Persefone are the first Andorran artist to feature in The Synn Report, but their sound has worldwide appeal – indeed, their progressive proclivities, ostentatious keyboards, and epic song structures have a fair bit in common with In Vain, who were the subject of the previous edition of this column.

To put you in the right state of mind, a flurry of other names which have been thrown out in response to the band’s music are Dream Theater, Edge of Sanity, Symphony X, Opeth, Into Eternity, Borknagar… all prog-metal behemoths, ranging from the Power Metally inclined to the Death Metally devoted. The fact that these acts are so frequently referenced when talking about the Andorran sextet should (hopefully) give you some indication of just how highly regarded their albums – and their musical abilities – are by those in the know.
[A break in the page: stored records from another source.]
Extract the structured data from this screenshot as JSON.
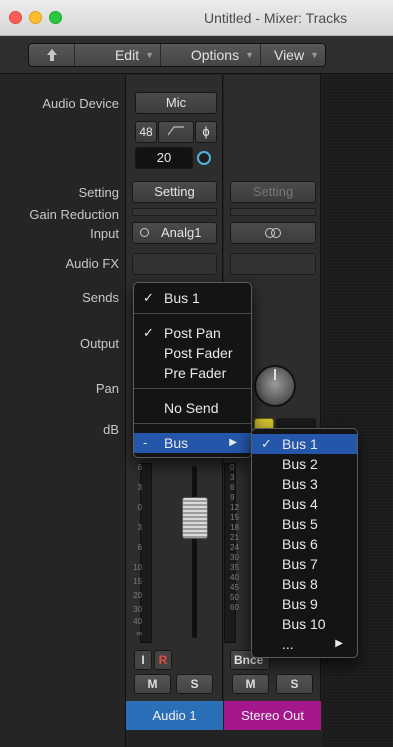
{
  "window": {
    "title": "Untitled - Mixer: Tracks"
  },
  "toolbar": {
    "back_icon": "up-arrow-icon",
    "edit": "Edit",
    "options": "Options",
    "view": "View"
  },
  "labels": {
    "audio_device": "Audio Device",
    "setting": "Setting",
    "gain_reduction": "Gain Reduction",
    "input": "Input",
    "audio_fx": "Audio FX",
    "sends": "Sends",
    "output": "Output",
    "pan": "Pan",
    "db": "dB"
  },
  "device": {
    "name": "Mic",
    "buffer": "48",
    "phase_symbol": "ϕ",
    "gain": "20"
  },
  "strip1": {
    "setting": "Setting",
    "input": "Analg1",
    "input_icon": "mono-circle-icon",
    "name": "Audio 1",
    "record_enable": "I",
    "record": "R",
    "mute": "M",
    "solo": "S",
    "color": "#2a6fb8"
  },
  "strip2": {
    "setting": "Setting",
    "input_icon": "stereo-link-icon",
    "bounce": "Bnce",
    "mute": "M",
    "solo": "S",
    "name": "Stereo Out",
    "color": "#a4168c"
  },
  "meter_scale": [
    "0",
    "3",
    "6",
    "9",
    "12",
    "15",
    "18",
    "21",
    "24",
    "30",
    "35",
    "40",
    "45",
    "50",
    "60"
  ],
  "fader_scale": [
    "6",
    "3",
    "0",
    "3",
    "6",
    "10",
    "15",
    "20",
    "30",
    "40",
    "∞"
  ],
  "sends_menu": {
    "items": [
      {
        "label": "Bus 1",
        "checked": true
      },
      {
        "label": "Post Pan",
        "checked": true
      },
      {
        "label": "Post Fader",
        "checked": false
      },
      {
        "label": "Pre Fader",
        "checked": false
      },
      {
        "label": "No Send",
        "checked": false
      },
      {
        "label": "Bus",
        "prefix": "-",
        "submenu": true
      }
    ]
  },
  "bus_menu": {
    "items": [
      "Bus 1",
      "Bus 2",
      "Bus 3",
      "Bus 4",
      "Bus 5",
      "Bus 6",
      "Bus 7",
      "Bus 8",
      "Bus 9",
      "Bus 10",
      "..."
    ],
    "checked": "Bus 1"
  }
}
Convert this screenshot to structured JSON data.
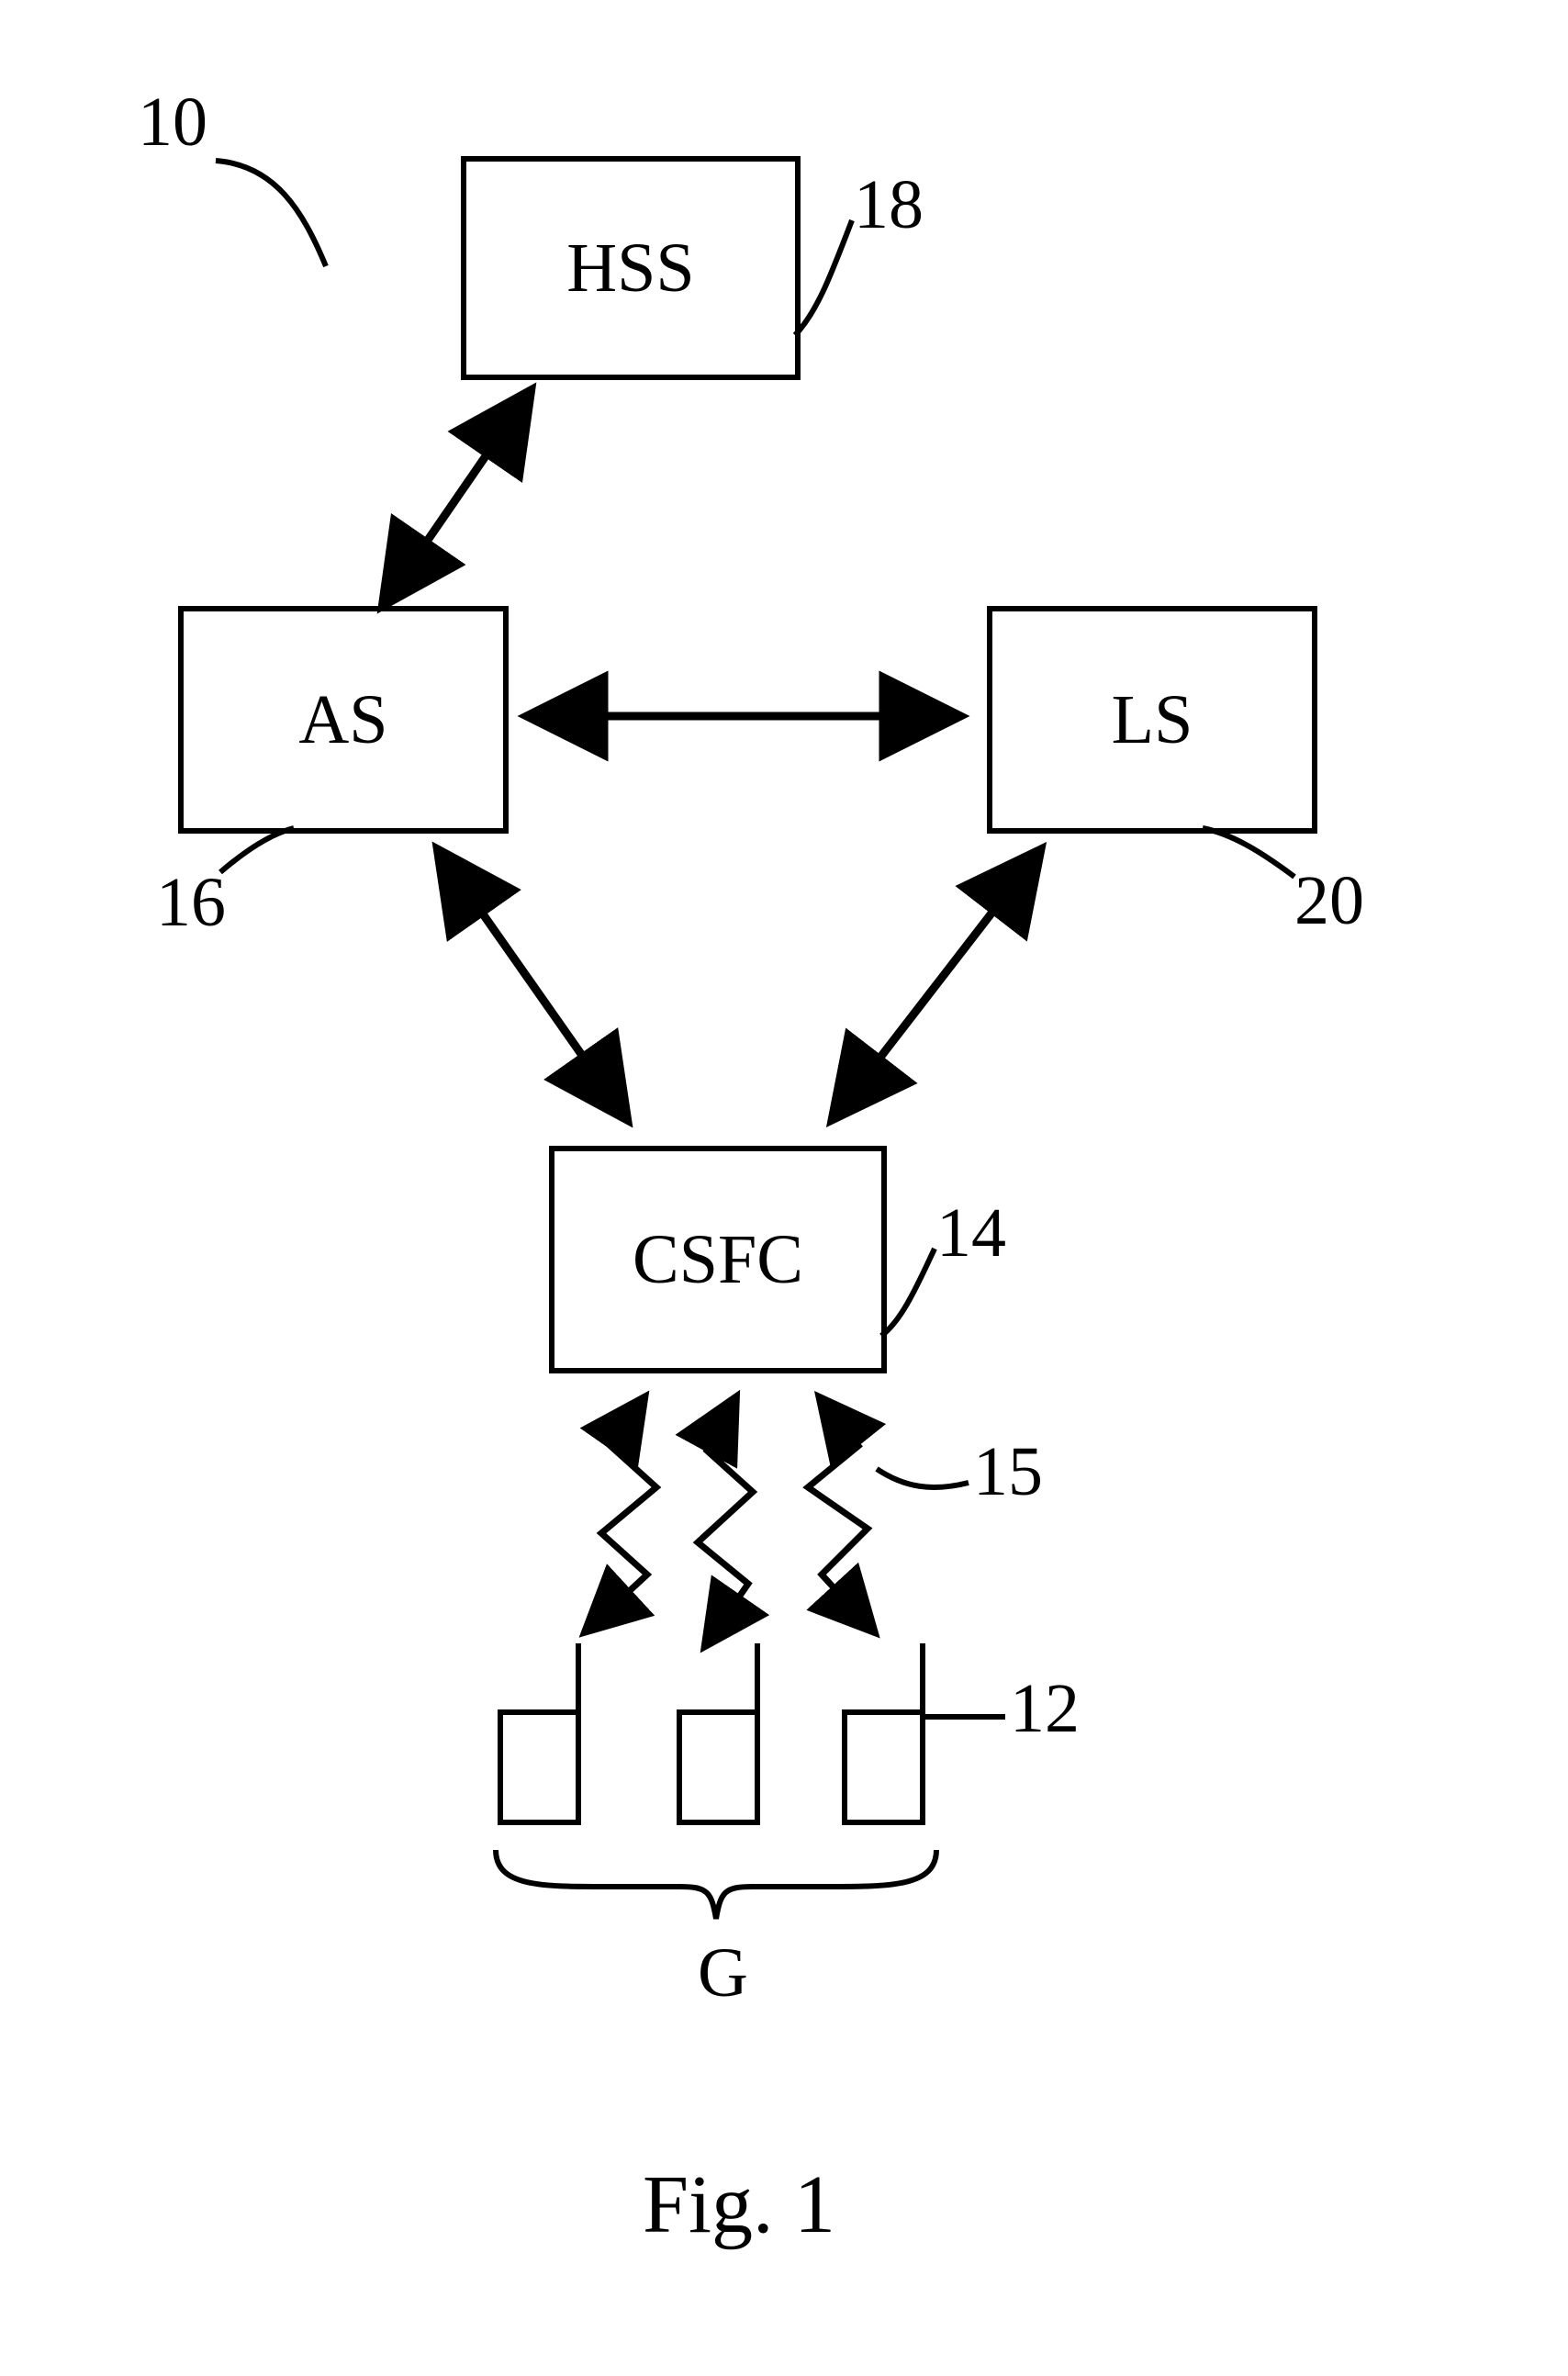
{
  "diagram": {
    "ref": "10",
    "figure_caption": "Fig. 1",
    "group_label": "G",
    "nodes": {
      "hss": {
        "text": "HSS",
        "ref": "18"
      },
      "as": {
        "text": "AS",
        "ref": "16"
      },
      "ls": {
        "text": "LS",
        "ref": "20"
      },
      "csfc": {
        "text": "CSFC",
        "ref": "14"
      }
    },
    "wireless": {
      "ref": "15"
    },
    "device": {
      "ref": "12"
    },
    "edges": [
      {
        "from": "hss",
        "to": "as",
        "bidirectional": true,
        "type": "solid"
      },
      {
        "from": "as",
        "to": "ls",
        "bidirectional": true,
        "type": "solid"
      },
      {
        "from": "as",
        "to": "csfc",
        "bidirectional": true,
        "type": "solid"
      },
      {
        "from": "ls",
        "to": "csfc",
        "bidirectional": true,
        "type": "solid"
      },
      {
        "from": "csfc",
        "to": "device_group",
        "bidirectional": true,
        "type": "wireless",
        "count": 3
      }
    ]
  }
}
After the jump – four albums’ worth of technical skill, creative flair, grandiose ambition, and magnificent storytelling (and keyboards)… Continue reading »

Mar 282010
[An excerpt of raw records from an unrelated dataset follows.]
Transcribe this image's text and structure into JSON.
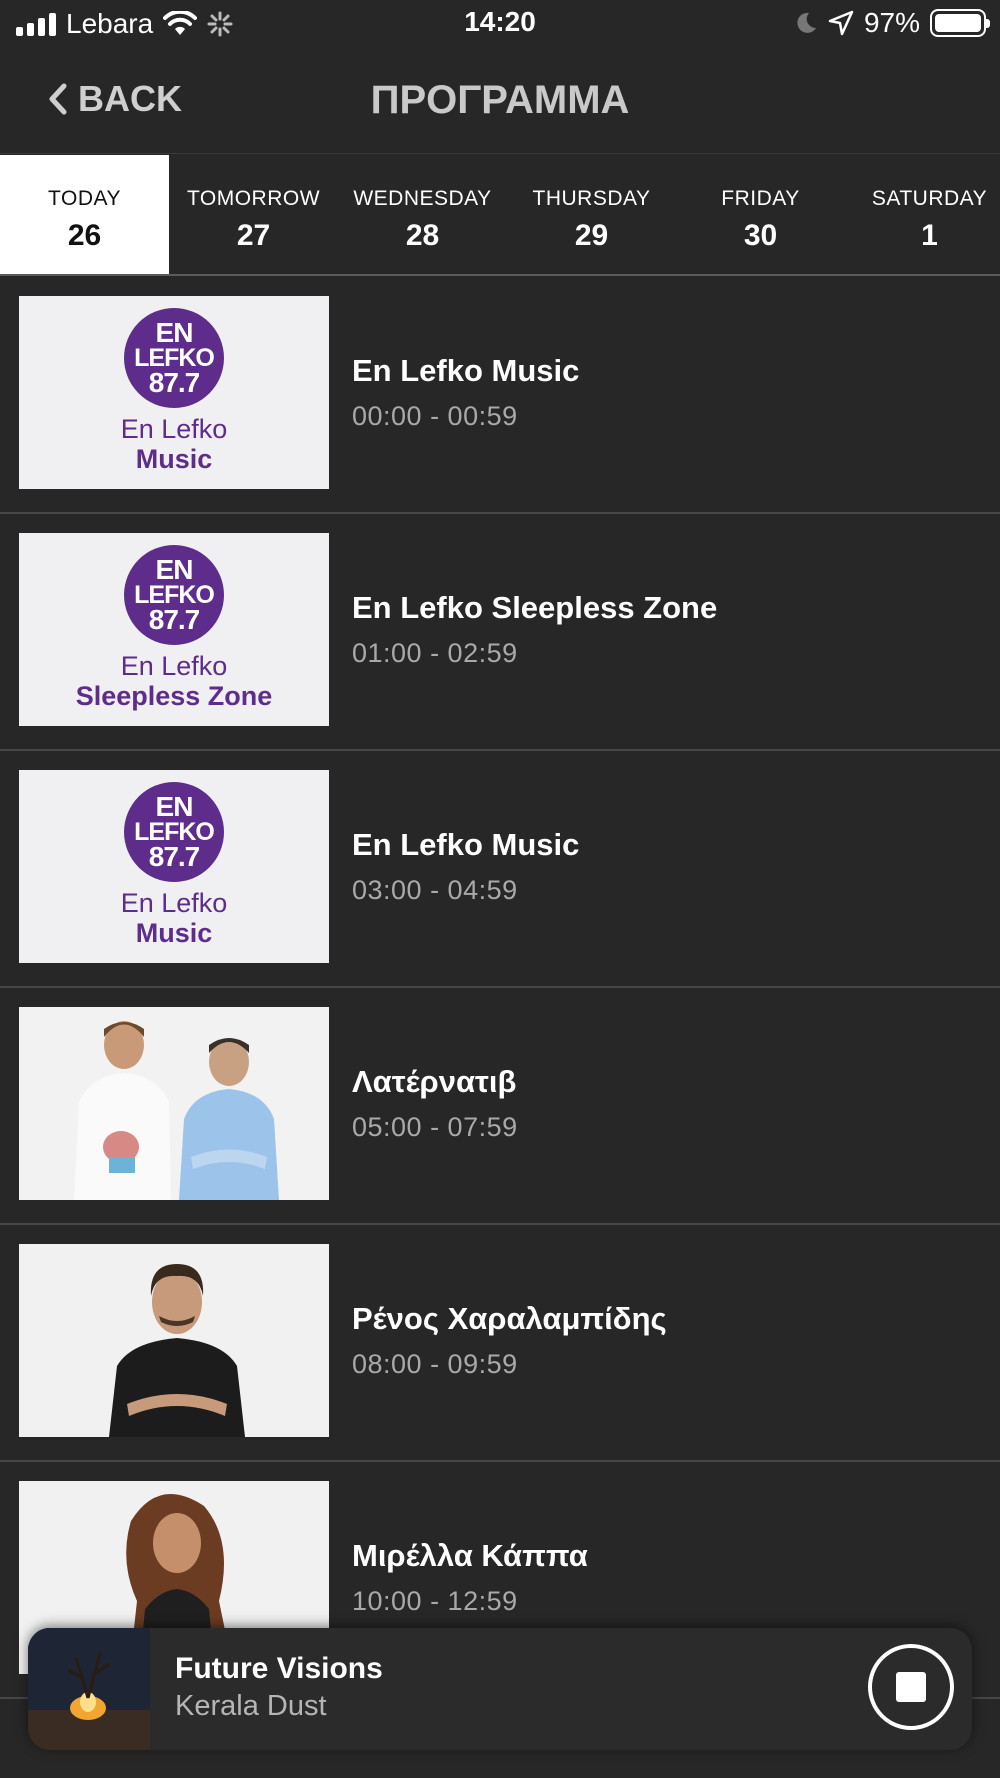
{
  "status_bar": {
    "carrier": "Lebara",
    "time": "14:20",
    "battery": "97%"
  },
  "nav": {
    "back_label": "BACK",
    "title": "ΠΡΟΓΡΑΜΜΑ"
  },
  "days": [
    {
      "name": "TODAY",
      "num": "26",
      "active": true
    },
    {
      "name": "TOMORROW",
      "num": "27"
    },
    {
      "name": "WEDNESDAY",
      "num": "28"
    },
    {
      "name": "THURSDAY",
      "num": "29"
    },
    {
      "name": "FRIDAY",
      "num": "30"
    },
    {
      "name": "SATURDAY",
      "num": "1"
    }
  ],
  "logo": {
    "line1": "EN",
    "line2": "LEFKO",
    "line3": "87.7"
  },
  "programs": [
    {
      "title": "En Lefko Music",
      "time": "00:00 - 00:59",
      "thumb_line1": "En Lefko",
      "thumb_line2": "Music"
    },
    {
      "title": "En Lefko Sleepless Zone",
      "time": "01:00 - 02:59",
      "thumb_line1": "En Lefko",
      "thumb_line2": "Sleepless Zone"
    },
    {
      "title": "En Lefko Music",
      "time": "03:00 - 04:59",
      "thumb_line1": "En Lefko",
      "thumb_line2": "Music"
    },
    {
      "title": "Λατέρνατιβ",
      "time": "05:00 - 07:59"
    },
    {
      "title": "Ρένος Χαραλαμπίδης",
      "time": "08:00 - 09:59"
    },
    {
      "title": "Μιρέλλα Κάππα",
      "time": "10:00 - 12:59"
    }
  ],
  "now_playing": {
    "title": "Future Visions",
    "artist": "Kerala Dust"
  },
  "colors": {
    "background": "#272727",
    "brand_purple": "#5e2d8c",
    "active_tab": "#ffffff"
  }
}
Not long ago, we confessed on this site the reason why we so rarely post negative reviews about new music. It’s not because we like everything we hear (though undoubtedly some readers think we’re too easily impressed). It’s because we’re devoted to extreme metal and we’d rather sing its praises than spend our time slagging hard-working bands whose music doesn’t happen to zap the right chords in our addled brains.

The problem is that sometimes we hit a stretch of listening where, by sheer chance, we go through several albums in a row that don’t strike those chords — and then we’re out of time. We’re under self-imposed pressure to get something new up on this site, but we just don’t have any new music we can honestly praise at that moment. So then what the fuck do we do? We post pictures of catz. Or woodpeckers.

We hit one of those stretches the last couple of days. So, what to do? We were thinking about pictures of toads (don’t breathe sighs of relief too quickly — we might still do that eventually). But this time, with apologies to all our toad lovers, we’re trying something new. Just for a change, we’ll say a few brief words about those albums we heard recently that, by random chance, just didn’t get us all hot and bothered. They’re not bad. In fact, the musicians are extremely talented, and there’s parts of them we think are pretty fucking cool. But on the whole? Not music we’re likely to listen to a second time, given our tastes.

So, after the jump, hit-and-run comments about Triptykon (pictured above), Ne Obliviscaris, and Persefone.  And just so you can form your own conclusions, we’ll give you a song to hear from each album — because this really comes down to a matter of personal preference.  (continue reading after the jump . . .) Continue reading »